Don’t Dream It’s Over: Crowded House makes good on postponed tour

From left, guitarist/singer Liam Finn, drummer Elroy Finn, vocalist/guitarist Neil Finn, producer/keyboardist Mitchell Froom and original bassist Nick Seymour perform as Crowded House. (Crowded House/Submitted)

By Christina Fuoco-Karasinski

Crowded House was forced to postpone its last North American tour — including a date at the Mesa Arts Center — due to the drummer’s back injury. 

Vocalist/guitarist Neil Finn says he’s looking forward to making good on the jaunt. 

“We’re in rehearsal at the moment,” he says in late April. “I just got here from New Zealand. The band has gathered from different parts of the world. It’s a joyous occasion when we get together.”

The Australian band — which includes Neil; his sons, guitarist/singer Liam Finn and drummer Elroy Finn; original bassist Nick Seymour and producer/keyboardist Mitchell Froom — is touring in support of its seventh studio album, 2021’s “Dreamers are Waiting.” 

“It was a project of the pandemic, really,” Neil says. “We were lucky enough to start the project off in real studios in Los Angeles for two to three weeks. All the rhythm tracks were done. We had to cancel our last week because the studio closed.

“We continued on a lot of Zooming. Some of us ended up playing together. I was lucky enough to be in a bubble with our sons. We had to exchange files with each other. We were making music any way we could.”

Crowded House performed livestream concerts during the shutdown and concentrated, individually, on the record. The musicians worked on their own, allowing them to discover and explore new sounds. 

“Part of that is a restlessness to not repeat the formulas,” he says about Crowded House’s history of timeless music. 

“Part of it is accidental. There’s really no manual for music. There’s always this mystery and element of chance.
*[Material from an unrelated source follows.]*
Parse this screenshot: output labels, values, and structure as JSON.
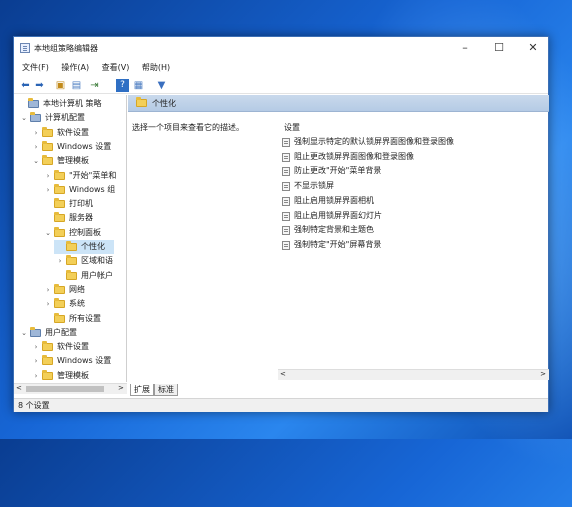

Endurance is the thing that gets them over the line.”

Originally active from 1985 to 1996, Crowded House found success in the United States with its self-titled debut, which spawned the hits “Don’t Dream It’s Over” and “Something So Strong.” Subsequent tracks included “Fall at Your Feet,” “Weather with You,” “Chocolate Cake” and “Not the Girl You Think You Are.” 

Crowded House disbanded in 1996 and reunited in 2020 with the current lineup. The act is one of the fortunate few who could perform during the pandemic, as New Zealand isolated on a national scale.

“We were able to play a tour in New Zealand when the whole world was locked down,” he says. “New Zealand was eluding the virus with the airport lockdown. We were more isolated. We did a two-week tour of New Zealand. We were very privileged. It’s been tricky to navigate.”

Between pandemic-dictated postponements and Elroy’s back surgery, touring has been tough to navigate. Now the band is in the best shape it’s ever been, Neil explains, in terms of the sound. 

“We have Mitchell Froom, our original producer, on keyboardist,” he says. “Things like ‘Don’t Dream It’s Over’ never sounded better because he’s the guy who played it. We asked him to join the band back in the day. He finally saw the light and now he’s in the band. 

“Liam and Elroy are two of my favorite musicians. My old cohort, the original bassist, who’s traveling well, he’s in the band. We’ll be playing most of the songs that people are most familiar with and fond of, but we are able to play our album that we were never able to play (due to the pandemic).”

The Mesa Arts Center show is a rarity on Crowded House’s tour itinerary. However, Neil has performed with Fleetwood Mac in the Valley. 

“Crowded House hasn’t played in Arizona in quite a while,” Neil says. “We’ve had some great shows, but with scheduling the way it is, we haven’t ended up playing in Arizona at all. We’ve only toured once every five years, so it’s been 10 to 15 years since we played in Arizona. There’s always a great audience.”

Crowded House

WHEN: 7:30 p.m. Wednesday, May 10

WHERE: Mesa Arts Center’s Ikeda Theater, 1 E. Main Street, Mesa

COST: Tickets start at $50